This is not to say "45 Years" wasn't good. It was, and Charlotte Rampling's performance is riveting. She's in almost every scene. The movie is uncomfortable to watch at times and seems to end on a question mark. Nonetheless "45 Years" is outstanding, serious film making— just not a barrel of laughs. But we're here to talk fashion, and her clothes are so nondescript it's a wonder costume design gets a credit.

Charlotte's character is not easy to read but is perfectly defined by the non-fashion she wears. She has an enviably slim figure and is strikingly handsome even without a lick of makeup, but her choices are boring. We suspect she is unmoved by fashion and would rather read a book. You sense this as she aimlessly flips through a rack of clothing in a boutique, possibly looking for a dress for her upcoming 45th anniversary party. What she turns up in is so beige and bland her equally unfashionable husband becomes a peacock in his tux.

Kate's clothes are so ordinary they're not worth noting, yet I found myself wondering what made her choose a white parka or how long she'd had that classic leather shoulder bag. This is where the costume designer (Suzie Harman in this film) has a job to do. Anything colorful or trendy would not have been true to her character. By exaggerating how unmemorable her clothes are we know what Kate is saying even when she speaks little.

Charlotte Rampling is one of the most interesting actresses around. The word that comes to mind is "honest", the phrase— "true to herself". She's kept a low profile for years, turning out superior work only rarely because that's as often as she wished to work. Lately we've seen more of her, all the better.

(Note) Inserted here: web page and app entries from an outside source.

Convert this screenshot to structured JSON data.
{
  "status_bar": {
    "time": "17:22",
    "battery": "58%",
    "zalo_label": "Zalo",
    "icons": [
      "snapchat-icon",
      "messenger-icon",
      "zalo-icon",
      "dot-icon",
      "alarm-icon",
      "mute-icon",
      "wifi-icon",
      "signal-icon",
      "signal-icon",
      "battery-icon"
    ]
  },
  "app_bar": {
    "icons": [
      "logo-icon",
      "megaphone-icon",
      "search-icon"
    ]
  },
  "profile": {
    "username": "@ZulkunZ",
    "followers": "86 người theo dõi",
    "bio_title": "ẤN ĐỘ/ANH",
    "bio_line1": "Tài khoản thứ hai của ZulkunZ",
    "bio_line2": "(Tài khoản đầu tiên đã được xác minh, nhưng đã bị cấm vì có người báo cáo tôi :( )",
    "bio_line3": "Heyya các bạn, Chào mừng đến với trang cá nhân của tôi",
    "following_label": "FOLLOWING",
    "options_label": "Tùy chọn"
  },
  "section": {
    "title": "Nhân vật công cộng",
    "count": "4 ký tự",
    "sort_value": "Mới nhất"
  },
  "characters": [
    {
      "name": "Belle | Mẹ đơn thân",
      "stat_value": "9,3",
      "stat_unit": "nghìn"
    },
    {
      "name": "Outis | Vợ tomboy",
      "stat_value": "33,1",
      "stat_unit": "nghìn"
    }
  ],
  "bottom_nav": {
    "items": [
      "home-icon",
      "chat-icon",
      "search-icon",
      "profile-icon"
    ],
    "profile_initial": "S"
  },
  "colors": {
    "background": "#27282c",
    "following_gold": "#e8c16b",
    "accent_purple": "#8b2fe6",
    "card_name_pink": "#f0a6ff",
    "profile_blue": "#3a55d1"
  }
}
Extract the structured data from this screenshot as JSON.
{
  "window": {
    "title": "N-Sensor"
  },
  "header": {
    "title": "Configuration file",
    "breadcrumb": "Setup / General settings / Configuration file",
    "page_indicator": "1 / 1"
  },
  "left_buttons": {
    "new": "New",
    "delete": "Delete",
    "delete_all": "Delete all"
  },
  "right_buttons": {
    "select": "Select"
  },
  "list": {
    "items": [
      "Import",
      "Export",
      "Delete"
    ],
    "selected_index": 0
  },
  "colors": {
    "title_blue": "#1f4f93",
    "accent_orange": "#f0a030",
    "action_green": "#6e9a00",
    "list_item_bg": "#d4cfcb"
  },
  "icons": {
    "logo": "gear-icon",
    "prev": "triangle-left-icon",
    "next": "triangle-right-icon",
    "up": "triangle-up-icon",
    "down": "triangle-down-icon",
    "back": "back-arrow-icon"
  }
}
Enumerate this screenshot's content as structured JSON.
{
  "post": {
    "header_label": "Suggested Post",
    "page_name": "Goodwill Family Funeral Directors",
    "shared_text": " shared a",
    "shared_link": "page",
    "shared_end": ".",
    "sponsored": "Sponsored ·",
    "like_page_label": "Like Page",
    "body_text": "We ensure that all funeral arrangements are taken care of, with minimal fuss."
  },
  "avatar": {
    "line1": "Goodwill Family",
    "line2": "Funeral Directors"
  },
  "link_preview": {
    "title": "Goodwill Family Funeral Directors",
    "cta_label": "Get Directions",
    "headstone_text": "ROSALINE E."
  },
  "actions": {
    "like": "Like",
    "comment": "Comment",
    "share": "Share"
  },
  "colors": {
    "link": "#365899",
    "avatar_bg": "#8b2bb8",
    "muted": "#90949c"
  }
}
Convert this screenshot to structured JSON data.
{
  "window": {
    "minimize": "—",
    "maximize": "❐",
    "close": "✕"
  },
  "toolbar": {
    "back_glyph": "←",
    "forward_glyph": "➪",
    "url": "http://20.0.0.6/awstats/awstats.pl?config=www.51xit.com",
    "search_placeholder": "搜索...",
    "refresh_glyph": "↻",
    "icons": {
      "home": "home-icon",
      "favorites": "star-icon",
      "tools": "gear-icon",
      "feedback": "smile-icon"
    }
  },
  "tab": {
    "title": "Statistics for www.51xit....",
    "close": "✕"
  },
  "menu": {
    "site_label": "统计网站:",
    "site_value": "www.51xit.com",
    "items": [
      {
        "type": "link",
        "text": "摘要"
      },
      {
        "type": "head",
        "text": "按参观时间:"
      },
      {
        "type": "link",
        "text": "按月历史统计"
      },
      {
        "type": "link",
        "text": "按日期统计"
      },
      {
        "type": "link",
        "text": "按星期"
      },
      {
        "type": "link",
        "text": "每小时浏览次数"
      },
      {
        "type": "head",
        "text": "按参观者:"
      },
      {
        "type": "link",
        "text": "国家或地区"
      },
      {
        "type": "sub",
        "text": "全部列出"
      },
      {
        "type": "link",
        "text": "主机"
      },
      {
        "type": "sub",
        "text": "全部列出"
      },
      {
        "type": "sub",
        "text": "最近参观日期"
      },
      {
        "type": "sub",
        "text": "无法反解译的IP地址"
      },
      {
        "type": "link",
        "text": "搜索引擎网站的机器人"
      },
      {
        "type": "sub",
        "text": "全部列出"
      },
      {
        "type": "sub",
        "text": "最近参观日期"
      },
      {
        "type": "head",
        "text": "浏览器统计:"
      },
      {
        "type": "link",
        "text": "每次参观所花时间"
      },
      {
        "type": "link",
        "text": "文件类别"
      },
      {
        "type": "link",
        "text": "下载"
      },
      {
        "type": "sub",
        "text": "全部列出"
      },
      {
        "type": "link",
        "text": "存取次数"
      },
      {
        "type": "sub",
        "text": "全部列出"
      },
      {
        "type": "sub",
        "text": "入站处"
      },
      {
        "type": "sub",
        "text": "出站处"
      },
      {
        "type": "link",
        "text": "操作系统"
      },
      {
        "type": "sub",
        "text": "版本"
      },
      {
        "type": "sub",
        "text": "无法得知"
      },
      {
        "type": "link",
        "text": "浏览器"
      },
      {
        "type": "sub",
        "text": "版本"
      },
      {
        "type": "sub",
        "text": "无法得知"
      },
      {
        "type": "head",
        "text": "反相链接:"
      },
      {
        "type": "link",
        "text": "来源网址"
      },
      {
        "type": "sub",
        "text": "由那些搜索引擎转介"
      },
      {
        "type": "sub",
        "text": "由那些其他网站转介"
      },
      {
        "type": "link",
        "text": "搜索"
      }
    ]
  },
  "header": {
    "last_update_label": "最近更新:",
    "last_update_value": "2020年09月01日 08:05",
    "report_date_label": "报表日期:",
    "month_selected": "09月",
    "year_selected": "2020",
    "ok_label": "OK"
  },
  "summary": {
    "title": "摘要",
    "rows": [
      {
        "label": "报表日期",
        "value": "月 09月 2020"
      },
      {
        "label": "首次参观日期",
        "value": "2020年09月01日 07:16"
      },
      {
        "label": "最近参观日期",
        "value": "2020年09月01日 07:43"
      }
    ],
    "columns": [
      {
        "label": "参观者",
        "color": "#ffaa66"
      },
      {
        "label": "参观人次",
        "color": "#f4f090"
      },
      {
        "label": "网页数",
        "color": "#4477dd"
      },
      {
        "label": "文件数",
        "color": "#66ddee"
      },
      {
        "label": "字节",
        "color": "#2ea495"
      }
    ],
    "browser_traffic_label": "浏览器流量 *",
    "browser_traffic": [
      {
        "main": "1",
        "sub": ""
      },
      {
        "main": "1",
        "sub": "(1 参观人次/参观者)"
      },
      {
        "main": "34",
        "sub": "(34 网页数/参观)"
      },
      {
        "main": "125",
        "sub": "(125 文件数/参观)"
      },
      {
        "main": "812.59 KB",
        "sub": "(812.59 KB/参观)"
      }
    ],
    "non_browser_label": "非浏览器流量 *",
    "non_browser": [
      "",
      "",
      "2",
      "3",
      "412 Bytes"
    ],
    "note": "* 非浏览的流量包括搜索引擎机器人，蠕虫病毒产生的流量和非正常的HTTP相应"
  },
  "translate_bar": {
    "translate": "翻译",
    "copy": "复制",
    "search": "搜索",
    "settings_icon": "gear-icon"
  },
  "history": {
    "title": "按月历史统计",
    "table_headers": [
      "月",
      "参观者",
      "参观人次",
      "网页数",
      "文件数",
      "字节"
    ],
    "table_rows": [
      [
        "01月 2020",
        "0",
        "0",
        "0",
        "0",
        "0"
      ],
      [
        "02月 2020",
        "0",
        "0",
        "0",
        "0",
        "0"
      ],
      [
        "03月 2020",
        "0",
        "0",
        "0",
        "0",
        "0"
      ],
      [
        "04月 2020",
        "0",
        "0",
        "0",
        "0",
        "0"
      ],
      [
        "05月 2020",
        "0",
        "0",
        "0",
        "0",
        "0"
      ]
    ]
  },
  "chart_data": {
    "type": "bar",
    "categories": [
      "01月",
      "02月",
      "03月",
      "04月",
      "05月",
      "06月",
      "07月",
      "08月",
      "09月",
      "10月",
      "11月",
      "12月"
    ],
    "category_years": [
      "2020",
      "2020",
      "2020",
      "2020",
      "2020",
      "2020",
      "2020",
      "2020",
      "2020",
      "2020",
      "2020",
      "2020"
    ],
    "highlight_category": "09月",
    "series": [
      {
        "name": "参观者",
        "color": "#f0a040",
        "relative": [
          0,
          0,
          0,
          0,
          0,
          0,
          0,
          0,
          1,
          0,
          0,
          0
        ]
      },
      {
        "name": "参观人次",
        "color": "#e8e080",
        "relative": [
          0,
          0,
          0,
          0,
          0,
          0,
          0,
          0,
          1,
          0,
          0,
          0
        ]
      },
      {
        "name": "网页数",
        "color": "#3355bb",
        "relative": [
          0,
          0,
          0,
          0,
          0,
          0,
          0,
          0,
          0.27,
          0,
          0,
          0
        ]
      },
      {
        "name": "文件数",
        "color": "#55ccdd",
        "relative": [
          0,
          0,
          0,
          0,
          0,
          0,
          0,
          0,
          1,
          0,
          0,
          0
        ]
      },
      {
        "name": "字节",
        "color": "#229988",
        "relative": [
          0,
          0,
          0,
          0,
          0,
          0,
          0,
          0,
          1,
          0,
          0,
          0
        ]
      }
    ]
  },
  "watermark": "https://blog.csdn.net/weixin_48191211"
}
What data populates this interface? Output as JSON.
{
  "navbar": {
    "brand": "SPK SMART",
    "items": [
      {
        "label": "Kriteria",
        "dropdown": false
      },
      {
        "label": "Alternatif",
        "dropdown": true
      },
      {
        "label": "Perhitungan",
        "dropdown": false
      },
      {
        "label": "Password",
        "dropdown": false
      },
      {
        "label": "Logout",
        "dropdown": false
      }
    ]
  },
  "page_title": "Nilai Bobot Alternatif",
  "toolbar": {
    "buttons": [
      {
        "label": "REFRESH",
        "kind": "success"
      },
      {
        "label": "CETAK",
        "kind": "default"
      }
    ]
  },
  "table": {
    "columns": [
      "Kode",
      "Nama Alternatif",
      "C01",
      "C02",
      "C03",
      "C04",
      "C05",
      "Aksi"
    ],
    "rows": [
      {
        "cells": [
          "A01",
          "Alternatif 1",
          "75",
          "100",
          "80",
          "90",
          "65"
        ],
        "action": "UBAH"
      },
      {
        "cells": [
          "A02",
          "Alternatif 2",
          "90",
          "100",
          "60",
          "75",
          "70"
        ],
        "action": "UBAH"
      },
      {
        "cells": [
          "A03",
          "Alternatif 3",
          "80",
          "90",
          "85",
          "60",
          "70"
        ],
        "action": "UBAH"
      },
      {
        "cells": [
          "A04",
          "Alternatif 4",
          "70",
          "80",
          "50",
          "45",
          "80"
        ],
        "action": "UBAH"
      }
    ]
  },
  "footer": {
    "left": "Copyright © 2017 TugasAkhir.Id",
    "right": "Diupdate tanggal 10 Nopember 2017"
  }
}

Early in her career she was celebrated as much for her beauty as her acting. Here she is 45 years ago and wearing nothing.